Perhaps the stand-out painting in the entire collection is Boris Grigoriev’s portrait of Miron Sherling. Grigoriev always seemed to me distinct from other Russian artists and, to an extent, stands alone in the Western pantheon, a sort of Russian Daumier but without the tendency to monochrome colours. His love of the grotesque, the erotic, the ironic, the humorous, especially in his work on paper, are all executed with considerable mastery, there is a glorious vignette called ‘Thieves’ in this collection, but the portrait of Sherling is a masterpiece. The photographer is set on the background of a gypsy encampment with a lover’s tryst at the top of the portrait adding a little spice, mystery. Sherling himself, though formally dressed, stands in such a mannered pose hardly in keeping with his clothes, right fingers extending into his frock coat pocket, left hand placed (oh God don’t write this) teapot-style on his hip. The well-crafted features show someone inscrutable, the dark, slightly cock-eyes a high intellect.
Falk is an artist whom, much to the chagrin of my many Russian friends I have always considered pretty second-rate. His reputation as a teacher and a ‘sufferer for his art’, under Soviet brutality have always, in my not-very-humble (see above) opinion, superseded his abilities as an artist. The exception is his work for the Knave of Diamonds and the Paleev collection contains two exceptional still lives, especially ‘Paper Flowers’ from 1915 and provide stark contrast to the seven later pieces, especially the soupy ‘Circassian Girl’ from 1948. Grimsville Tennessee.

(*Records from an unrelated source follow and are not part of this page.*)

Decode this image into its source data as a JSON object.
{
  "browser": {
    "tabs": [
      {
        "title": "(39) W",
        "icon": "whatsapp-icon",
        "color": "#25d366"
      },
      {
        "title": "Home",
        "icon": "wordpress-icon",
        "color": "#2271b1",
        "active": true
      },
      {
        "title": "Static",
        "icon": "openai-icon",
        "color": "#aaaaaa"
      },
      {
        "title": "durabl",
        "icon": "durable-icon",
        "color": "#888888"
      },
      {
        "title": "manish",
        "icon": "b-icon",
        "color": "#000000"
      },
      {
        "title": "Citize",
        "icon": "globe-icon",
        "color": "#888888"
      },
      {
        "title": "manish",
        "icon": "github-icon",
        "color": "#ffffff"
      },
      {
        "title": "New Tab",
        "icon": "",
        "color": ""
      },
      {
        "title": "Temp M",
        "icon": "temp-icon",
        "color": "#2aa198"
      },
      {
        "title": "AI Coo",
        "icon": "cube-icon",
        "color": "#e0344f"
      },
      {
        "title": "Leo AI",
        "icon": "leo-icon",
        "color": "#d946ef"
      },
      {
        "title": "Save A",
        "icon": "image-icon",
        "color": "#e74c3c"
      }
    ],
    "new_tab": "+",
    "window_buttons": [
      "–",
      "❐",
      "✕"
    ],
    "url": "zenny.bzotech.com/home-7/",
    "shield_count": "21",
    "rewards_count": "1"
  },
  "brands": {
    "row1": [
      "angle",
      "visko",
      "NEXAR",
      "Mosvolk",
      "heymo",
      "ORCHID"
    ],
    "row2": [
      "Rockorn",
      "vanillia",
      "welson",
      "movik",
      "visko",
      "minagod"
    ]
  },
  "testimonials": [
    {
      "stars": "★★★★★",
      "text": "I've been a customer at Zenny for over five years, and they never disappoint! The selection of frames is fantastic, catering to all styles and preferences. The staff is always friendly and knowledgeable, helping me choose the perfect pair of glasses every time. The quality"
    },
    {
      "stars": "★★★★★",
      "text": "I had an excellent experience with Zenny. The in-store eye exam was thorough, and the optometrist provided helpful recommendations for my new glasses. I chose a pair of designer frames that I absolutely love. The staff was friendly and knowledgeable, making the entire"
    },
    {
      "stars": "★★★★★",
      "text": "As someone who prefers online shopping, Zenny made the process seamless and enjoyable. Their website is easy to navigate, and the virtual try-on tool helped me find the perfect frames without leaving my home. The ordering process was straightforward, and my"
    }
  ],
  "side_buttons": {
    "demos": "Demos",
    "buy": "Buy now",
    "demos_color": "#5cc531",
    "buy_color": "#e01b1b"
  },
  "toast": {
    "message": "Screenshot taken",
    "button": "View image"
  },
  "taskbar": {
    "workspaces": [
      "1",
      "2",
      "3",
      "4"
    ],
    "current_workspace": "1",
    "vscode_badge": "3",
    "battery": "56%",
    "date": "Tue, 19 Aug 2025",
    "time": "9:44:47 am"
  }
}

Other paintings worthy of mention are Kuznetsov’s seminal ‘Fortune Teller’ from 1916, Uktkin’s ‘Dacha in the Crimea’, Chupyatov’s ‘Self Portrait’ and an assortment of work by Vladimir Lebedev that range from the sublime, ‘Still Life with a large bottle’, and ‘Meat Grinder’ to the kitsch, ‘Guitar with a Toy Cat’ that appears to have been the surprise witness to transfer activity from the Arsenal FC Board this summer.
In the ‘should-have-kept-them-in-the-furthest-cupboard’ section is work by Korovin, Konchalovsky, Roerich, and Mashkov that seem to confirm my (not very humble, that’s enough of that, Ed.) opinion that these artists between them managed a mere handful of decent pictures but, in all honesty, one should never really criticize the number of weaker pictures in a private collection, especially one that was formed in a totalitarian society. I’m not sure how Mr Paleev would have seen Altman’s view of him though.
Like all private collections, the Paleev collection consists of the strong and the weak and should be viewed more from the conceptual point of view than artistic. It stands as a monument to freedom of expression, the joy of art and its acquisition in a grey, featureless landscape and, as such, is a collection of considerable importance and interest.
The book was written by Sjeng Scheijen, published by Pegasus in Amsterdam.